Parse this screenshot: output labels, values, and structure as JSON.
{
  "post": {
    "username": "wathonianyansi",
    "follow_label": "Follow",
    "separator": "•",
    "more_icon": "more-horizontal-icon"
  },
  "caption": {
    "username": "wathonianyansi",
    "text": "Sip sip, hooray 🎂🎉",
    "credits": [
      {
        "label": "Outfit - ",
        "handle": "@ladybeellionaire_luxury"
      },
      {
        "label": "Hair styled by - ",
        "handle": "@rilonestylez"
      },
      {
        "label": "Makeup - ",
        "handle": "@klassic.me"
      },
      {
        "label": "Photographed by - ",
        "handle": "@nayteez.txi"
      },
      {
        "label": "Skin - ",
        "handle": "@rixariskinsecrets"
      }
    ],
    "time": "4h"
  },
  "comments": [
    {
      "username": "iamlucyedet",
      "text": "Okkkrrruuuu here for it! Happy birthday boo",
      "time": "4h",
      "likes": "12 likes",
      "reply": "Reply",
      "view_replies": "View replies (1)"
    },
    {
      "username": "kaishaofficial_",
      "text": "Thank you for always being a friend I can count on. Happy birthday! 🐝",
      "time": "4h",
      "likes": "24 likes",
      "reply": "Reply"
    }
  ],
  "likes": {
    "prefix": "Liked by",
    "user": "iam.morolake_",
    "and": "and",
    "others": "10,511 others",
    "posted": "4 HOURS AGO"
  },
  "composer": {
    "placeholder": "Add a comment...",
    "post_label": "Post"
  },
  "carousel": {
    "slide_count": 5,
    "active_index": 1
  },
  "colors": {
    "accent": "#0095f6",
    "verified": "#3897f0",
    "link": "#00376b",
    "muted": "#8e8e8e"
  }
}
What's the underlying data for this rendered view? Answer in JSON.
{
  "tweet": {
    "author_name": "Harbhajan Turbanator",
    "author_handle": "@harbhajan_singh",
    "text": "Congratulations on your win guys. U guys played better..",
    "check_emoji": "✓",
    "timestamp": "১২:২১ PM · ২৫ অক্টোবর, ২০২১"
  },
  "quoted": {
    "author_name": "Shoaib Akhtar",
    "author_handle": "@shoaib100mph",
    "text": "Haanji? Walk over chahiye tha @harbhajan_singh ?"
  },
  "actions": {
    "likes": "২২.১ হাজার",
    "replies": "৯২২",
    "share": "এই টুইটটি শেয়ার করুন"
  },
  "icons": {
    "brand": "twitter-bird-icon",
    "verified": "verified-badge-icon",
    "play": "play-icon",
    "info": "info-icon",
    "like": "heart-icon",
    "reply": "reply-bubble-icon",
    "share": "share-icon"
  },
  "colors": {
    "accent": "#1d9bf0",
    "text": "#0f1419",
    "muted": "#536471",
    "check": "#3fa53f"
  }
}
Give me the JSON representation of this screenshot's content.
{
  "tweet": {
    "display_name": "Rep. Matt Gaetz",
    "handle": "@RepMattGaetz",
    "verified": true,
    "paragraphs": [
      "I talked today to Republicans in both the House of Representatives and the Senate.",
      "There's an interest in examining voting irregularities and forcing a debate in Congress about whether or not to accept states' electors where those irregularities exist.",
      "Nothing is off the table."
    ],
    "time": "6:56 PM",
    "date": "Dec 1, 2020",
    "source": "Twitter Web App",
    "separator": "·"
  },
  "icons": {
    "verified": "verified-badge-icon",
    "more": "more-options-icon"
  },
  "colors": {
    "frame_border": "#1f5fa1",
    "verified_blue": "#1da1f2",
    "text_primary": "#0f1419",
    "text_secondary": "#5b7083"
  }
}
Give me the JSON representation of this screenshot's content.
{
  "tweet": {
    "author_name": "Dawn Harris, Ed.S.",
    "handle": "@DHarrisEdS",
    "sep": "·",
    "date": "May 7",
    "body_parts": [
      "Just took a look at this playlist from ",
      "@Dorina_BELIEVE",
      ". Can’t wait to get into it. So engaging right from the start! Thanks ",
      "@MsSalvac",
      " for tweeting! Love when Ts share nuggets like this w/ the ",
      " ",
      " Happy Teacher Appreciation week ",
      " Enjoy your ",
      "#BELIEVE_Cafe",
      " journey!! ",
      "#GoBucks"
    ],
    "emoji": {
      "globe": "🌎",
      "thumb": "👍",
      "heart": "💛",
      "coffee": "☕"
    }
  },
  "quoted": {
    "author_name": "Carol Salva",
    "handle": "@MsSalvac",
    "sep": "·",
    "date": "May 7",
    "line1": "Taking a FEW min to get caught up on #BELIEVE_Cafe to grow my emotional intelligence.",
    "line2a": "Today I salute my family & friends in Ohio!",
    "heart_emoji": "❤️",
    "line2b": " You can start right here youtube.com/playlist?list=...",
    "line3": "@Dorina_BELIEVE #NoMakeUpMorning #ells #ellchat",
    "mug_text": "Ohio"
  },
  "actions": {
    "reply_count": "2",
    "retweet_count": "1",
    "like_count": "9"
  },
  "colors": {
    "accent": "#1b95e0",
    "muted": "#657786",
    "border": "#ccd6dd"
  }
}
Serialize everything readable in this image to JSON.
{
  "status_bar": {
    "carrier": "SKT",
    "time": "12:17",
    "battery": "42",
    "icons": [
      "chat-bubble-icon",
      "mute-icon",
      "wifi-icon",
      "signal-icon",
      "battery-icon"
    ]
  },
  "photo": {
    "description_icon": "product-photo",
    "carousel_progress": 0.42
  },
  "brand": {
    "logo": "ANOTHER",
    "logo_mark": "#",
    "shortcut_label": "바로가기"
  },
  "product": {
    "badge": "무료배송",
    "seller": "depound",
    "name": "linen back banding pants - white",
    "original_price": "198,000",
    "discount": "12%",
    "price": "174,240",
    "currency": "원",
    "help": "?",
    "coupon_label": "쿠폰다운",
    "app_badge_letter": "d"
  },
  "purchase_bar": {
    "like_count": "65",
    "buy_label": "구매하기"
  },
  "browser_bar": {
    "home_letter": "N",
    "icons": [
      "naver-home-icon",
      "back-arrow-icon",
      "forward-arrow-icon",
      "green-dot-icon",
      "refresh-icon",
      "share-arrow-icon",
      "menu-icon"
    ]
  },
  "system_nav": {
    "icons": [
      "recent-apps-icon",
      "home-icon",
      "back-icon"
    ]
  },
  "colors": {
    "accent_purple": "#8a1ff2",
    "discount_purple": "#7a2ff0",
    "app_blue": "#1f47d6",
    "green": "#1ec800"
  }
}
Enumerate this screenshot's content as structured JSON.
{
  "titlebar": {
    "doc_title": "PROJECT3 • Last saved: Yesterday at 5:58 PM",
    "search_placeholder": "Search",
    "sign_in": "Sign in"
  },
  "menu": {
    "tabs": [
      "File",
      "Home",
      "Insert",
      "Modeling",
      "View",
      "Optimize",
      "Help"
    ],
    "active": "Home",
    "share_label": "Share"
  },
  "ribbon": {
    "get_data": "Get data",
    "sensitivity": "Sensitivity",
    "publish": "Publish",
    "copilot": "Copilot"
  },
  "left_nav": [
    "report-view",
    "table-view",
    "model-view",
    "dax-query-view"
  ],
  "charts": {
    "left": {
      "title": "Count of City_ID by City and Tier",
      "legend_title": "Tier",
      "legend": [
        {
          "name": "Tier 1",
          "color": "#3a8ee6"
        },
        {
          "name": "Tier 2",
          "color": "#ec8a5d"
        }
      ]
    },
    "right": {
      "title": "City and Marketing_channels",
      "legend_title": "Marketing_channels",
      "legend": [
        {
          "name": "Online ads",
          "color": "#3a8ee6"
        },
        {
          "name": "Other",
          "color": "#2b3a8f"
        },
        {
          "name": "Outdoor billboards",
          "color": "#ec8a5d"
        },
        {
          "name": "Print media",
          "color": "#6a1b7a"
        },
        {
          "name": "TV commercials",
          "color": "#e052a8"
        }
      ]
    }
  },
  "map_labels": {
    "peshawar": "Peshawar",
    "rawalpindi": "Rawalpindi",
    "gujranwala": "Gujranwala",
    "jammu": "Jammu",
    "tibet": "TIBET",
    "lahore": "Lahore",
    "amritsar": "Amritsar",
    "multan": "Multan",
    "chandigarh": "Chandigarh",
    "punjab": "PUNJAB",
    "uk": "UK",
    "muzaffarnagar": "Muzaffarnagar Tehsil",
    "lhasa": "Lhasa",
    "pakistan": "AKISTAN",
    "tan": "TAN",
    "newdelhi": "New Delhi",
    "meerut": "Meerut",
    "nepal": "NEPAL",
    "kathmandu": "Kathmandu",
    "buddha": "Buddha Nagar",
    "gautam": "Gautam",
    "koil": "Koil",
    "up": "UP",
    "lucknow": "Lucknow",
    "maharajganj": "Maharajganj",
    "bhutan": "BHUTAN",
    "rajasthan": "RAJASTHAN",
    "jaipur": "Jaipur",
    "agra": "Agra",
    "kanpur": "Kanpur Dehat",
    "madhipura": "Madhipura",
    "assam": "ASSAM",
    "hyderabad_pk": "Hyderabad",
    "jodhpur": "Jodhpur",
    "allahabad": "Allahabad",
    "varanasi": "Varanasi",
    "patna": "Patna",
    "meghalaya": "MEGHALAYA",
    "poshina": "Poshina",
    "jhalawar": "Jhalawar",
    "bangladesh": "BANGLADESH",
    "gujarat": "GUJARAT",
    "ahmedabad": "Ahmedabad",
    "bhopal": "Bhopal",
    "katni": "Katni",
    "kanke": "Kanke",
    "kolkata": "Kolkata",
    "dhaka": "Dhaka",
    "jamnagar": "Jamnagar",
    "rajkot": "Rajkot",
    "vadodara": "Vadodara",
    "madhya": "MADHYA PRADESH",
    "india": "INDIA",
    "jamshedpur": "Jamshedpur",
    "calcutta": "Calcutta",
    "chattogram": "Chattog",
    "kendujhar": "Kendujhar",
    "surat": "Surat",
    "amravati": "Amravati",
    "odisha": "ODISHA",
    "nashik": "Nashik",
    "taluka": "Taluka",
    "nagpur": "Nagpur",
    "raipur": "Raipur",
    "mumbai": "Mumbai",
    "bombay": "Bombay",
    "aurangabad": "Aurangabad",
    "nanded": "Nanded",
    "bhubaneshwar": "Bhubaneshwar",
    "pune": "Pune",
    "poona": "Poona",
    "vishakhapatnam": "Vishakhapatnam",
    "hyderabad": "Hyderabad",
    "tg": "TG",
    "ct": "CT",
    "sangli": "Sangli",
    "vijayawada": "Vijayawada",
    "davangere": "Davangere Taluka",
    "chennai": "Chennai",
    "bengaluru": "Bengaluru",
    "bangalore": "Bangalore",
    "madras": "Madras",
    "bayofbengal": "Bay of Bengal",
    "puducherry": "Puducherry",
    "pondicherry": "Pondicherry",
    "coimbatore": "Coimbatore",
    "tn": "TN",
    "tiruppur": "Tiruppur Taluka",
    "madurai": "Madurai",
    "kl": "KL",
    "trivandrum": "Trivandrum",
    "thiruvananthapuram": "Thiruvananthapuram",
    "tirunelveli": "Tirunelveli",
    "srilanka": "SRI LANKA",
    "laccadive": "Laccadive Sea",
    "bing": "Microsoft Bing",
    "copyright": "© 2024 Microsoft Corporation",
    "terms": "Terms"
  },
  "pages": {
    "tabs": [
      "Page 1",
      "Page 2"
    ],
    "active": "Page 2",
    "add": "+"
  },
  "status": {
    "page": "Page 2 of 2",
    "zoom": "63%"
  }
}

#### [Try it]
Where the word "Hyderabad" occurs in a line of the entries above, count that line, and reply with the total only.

#### [Solution]
2